[[ DATA FOR ANALYSIS open ]]

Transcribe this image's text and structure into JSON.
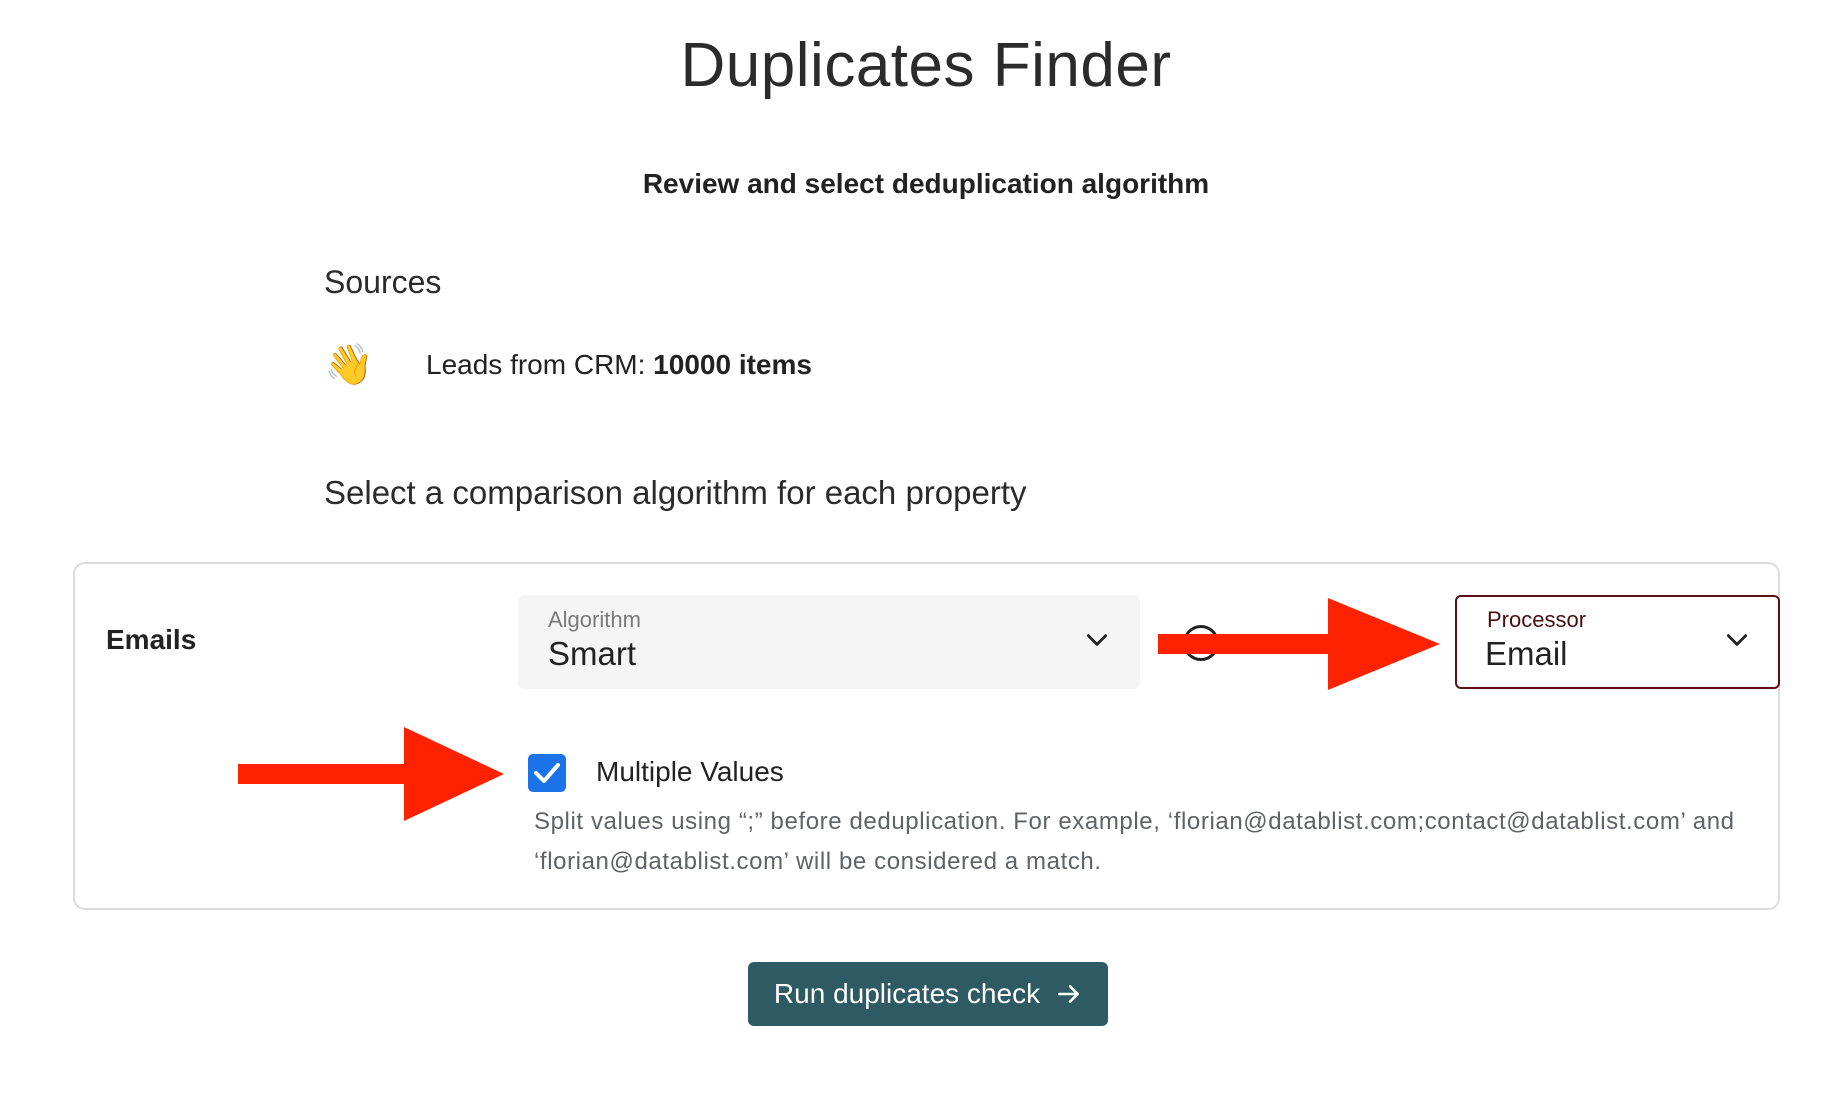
{
  "page": {
    "title": "Duplicates Finder",
    "subtitle": "Review and select deduplication algorithm"
  },
  "sources": {
    "heading": "Sources",
    "items": [
      {
        "icon": "waving-hand-icon",
        "label": "Leads from CRM: ",
        "count": "10000 items"
      }
    ]
  },
  "algorithm_section": {
    "heading": "Select a comparison algorithm for each property"
  },
  "property": {
    "name": "Emails",
    "algorithm": {
      "label": "Algorithm",
      "value": "Smart"
    },
    "help_icon": "help-icon",
    "processor": {
      "label": "Processor",
      "value": "Email"
    },
    "multiple_values": {
      "checked": true,
      "label": "Multiple Values",
      "help": "Split values using “;” before deduplication. For example, ‘florian@datablist.com;contact@datablist.com’ and ‘florian@datablist.com’ will be considered a match."
    }
  },
  "actions": {
    "run_label": "Run duplicates check"
  },
  "colors": {
    "button_bg": "#2e5b63",
    "checkbox": "#1a73e8",
    "processor_border": "#5c0f12",
    "annotation_arrow": "#ff2200"
  }
}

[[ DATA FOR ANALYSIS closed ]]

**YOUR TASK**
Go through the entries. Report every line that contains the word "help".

**EXERCISE SOLUTION**
    "help_icon": "help-icon",
      "help": "Split values using “;” before deduplication. For example, ‘florian@datablist.com;contact@datablist.com’ and ‘florian@datablist.com’ will be considered a match."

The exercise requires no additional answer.